[[ Recorded information open ]]

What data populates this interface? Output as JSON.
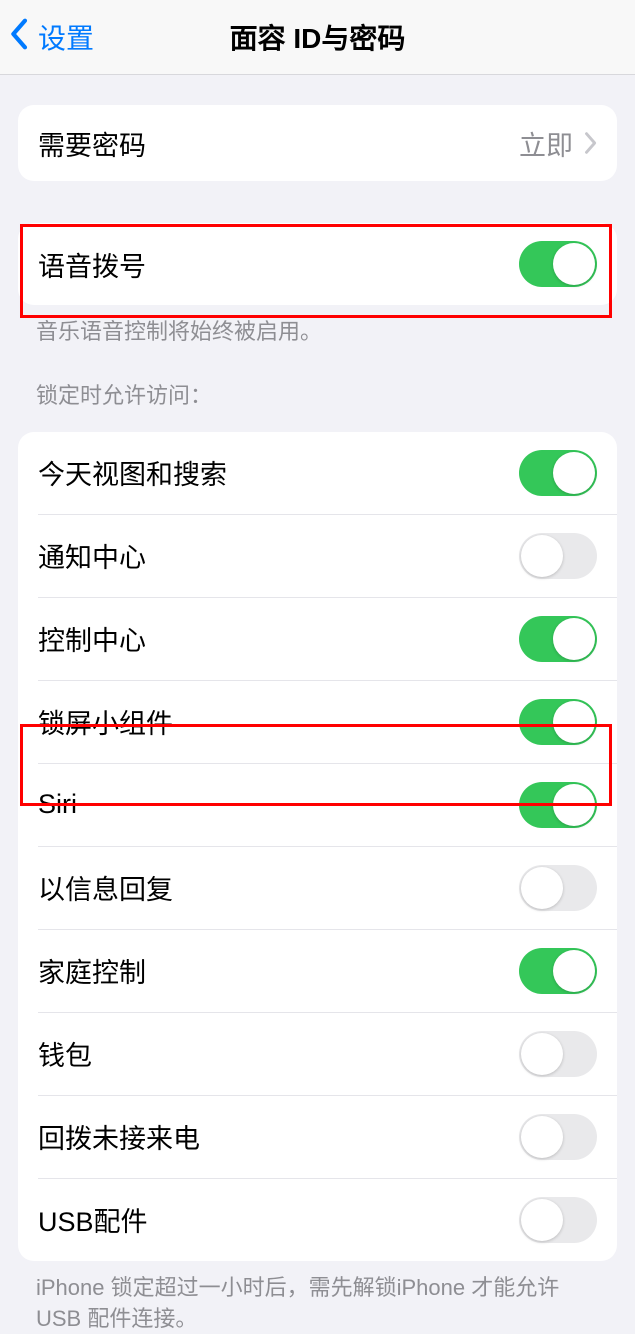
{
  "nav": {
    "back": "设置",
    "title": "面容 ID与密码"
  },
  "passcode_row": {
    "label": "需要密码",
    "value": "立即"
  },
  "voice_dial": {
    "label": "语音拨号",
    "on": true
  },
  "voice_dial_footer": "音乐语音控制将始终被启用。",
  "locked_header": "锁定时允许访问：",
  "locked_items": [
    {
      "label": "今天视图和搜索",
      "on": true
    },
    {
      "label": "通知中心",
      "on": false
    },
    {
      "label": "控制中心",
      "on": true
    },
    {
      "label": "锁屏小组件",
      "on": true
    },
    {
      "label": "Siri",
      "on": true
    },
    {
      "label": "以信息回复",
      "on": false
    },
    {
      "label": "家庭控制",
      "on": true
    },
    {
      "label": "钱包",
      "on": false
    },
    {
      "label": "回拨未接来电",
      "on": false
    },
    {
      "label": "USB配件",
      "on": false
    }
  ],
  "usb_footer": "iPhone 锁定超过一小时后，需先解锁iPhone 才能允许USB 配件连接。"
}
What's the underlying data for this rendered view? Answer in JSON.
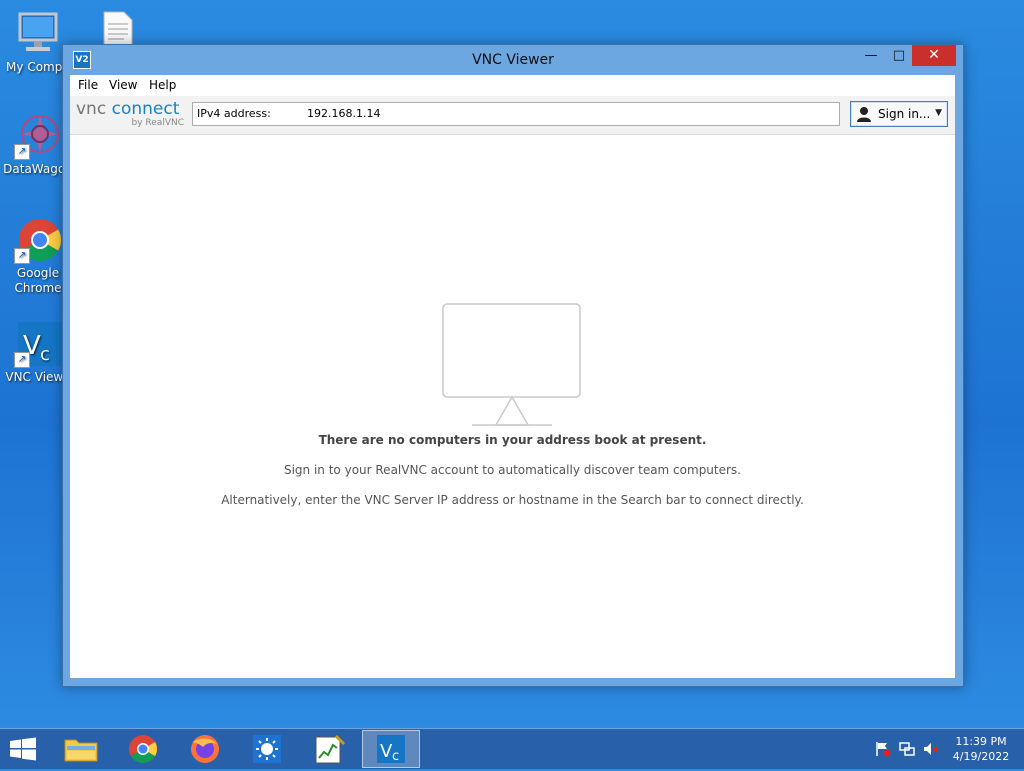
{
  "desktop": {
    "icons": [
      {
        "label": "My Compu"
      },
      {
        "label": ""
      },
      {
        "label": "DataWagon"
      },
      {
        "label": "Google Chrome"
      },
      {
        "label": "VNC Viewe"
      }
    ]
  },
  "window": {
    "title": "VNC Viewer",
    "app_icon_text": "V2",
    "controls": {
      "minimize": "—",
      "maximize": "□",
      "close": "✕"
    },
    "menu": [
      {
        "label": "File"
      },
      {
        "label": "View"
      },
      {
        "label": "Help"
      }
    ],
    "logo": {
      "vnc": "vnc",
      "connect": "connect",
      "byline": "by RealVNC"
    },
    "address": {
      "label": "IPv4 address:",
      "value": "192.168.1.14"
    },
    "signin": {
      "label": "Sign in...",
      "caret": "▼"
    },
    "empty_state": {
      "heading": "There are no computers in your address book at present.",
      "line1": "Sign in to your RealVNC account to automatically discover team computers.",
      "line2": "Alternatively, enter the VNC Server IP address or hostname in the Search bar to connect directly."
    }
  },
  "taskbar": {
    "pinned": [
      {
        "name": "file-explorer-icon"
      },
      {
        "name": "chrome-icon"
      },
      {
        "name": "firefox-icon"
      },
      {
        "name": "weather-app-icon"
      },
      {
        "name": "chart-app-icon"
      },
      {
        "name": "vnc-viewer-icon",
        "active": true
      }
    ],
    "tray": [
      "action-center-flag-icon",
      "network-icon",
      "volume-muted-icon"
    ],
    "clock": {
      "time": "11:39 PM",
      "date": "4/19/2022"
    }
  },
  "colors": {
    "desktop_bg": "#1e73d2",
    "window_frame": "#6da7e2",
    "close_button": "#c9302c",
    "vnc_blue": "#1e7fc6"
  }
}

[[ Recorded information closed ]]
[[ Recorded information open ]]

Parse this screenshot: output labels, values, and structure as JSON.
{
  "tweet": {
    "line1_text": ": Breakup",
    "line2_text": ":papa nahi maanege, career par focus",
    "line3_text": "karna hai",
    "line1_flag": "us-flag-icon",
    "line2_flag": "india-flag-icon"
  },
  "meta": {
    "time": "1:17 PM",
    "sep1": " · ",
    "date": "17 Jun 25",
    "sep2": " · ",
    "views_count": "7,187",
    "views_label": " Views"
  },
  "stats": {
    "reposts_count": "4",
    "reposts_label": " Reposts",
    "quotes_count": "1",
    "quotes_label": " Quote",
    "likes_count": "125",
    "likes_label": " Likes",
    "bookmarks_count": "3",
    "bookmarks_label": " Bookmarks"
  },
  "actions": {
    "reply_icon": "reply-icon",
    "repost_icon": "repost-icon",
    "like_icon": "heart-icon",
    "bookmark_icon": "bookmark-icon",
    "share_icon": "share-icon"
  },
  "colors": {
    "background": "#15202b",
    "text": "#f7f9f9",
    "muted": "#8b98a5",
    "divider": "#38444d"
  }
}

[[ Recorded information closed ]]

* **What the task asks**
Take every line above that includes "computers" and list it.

* **Solution for this task**
      "heading": "There are no computers in your address book at present.",
      "line1": "Sign in to your RealVNC account to automatically discover team computers.",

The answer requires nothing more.